Friedrich Wilhelm Heinrich Alexander von Humboldt (14 September 1769 – 6 May 1859) was a Prussian polymath, geographer, naturalist, explorer, and proponent of Romantic philosophy and science. He was the younger brother of the Prussian minister, philosopher, and linguist Wilhelm von Humboldt (1767–1835). Humboldt’s quantitative work on botanical geography laid the foundation for the field of biogeography. Humboldt’s advocacy of long-term systematic geophysical measurement laid the foundation for modern geomagnetic and meteorological monitoring.

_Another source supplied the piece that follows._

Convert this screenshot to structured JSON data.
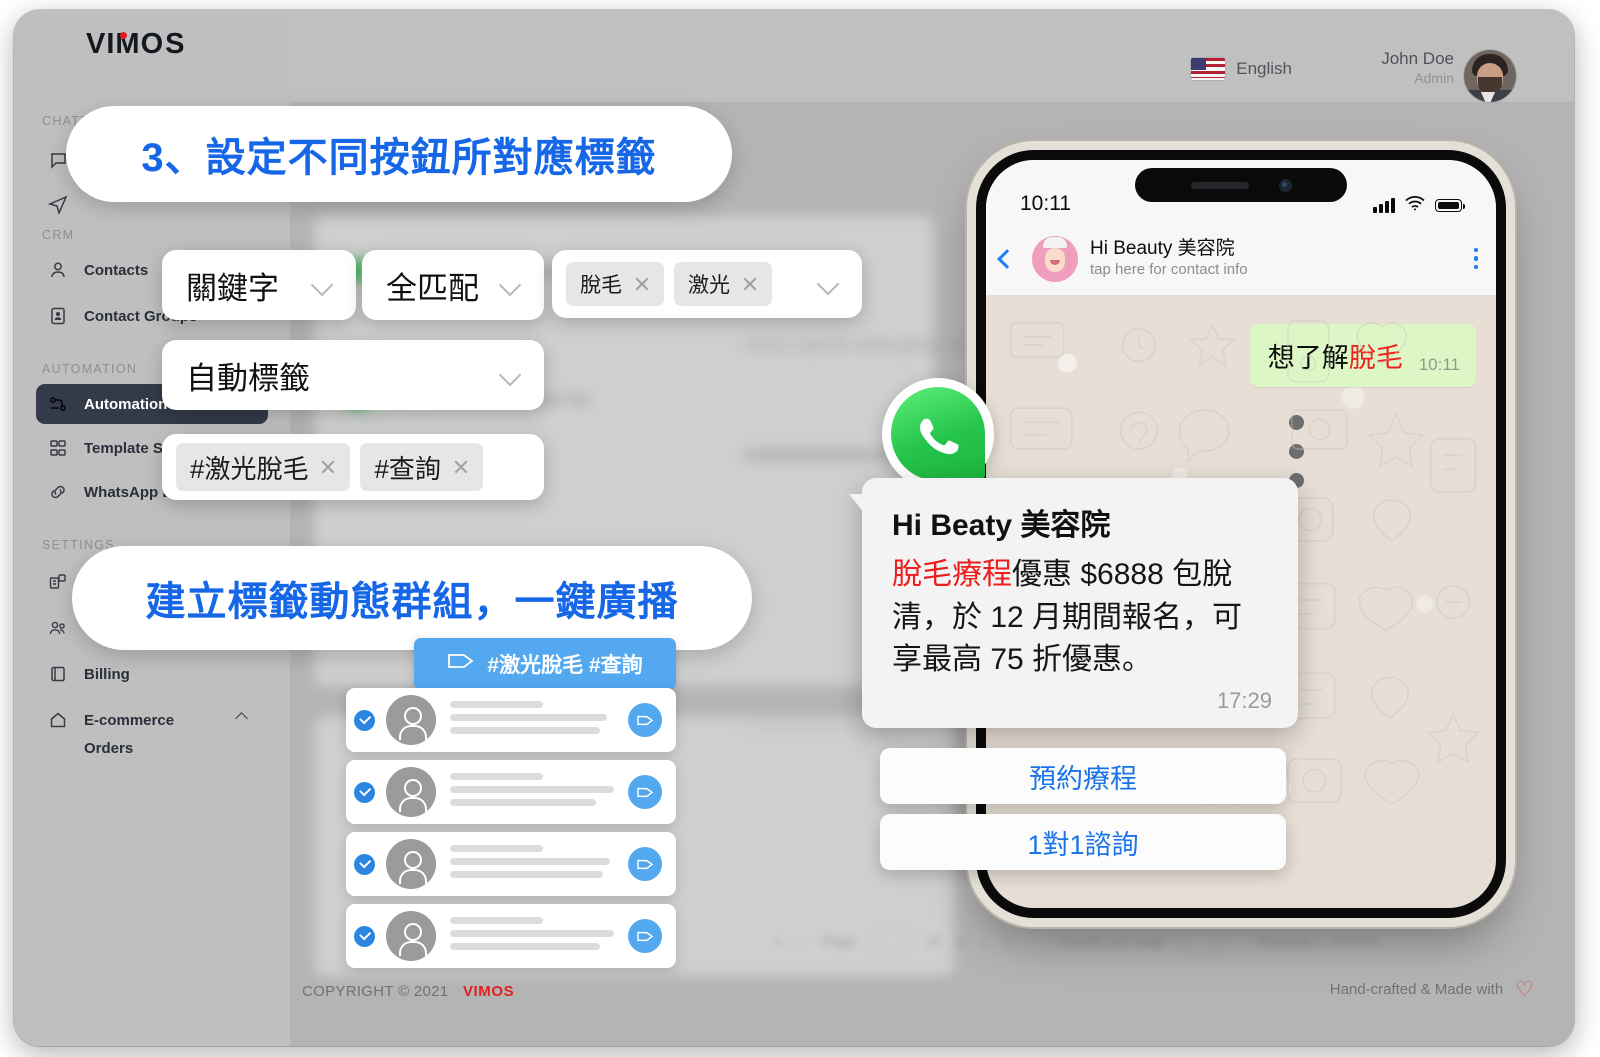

Between 1799 and 1804, Humboldt travelled extensively in the Americas, exploring and describing them for the first time from a modern scientific point of view. His description of the journey was written up and published in an enormous set of volumes over 21 years. Humboldt was one of the first people to propose that the lands bordering the Atlantic Ocean were once joined (South America and Africa in particular). Humboldt resurrected the use of the word cosmos from the ancient Greek and assigned it to his multivolume treatise, Kosmos, in which he sought to unify diverse branches of scientific knowledge and culture. This important work also motivated a holistic perception of the universe as one interacting entity. He was the first person to describe the phenomenon and cause of human-induced climate change, in 1800 and again in 1831, based on observations generated during his travels. (Wikipedia)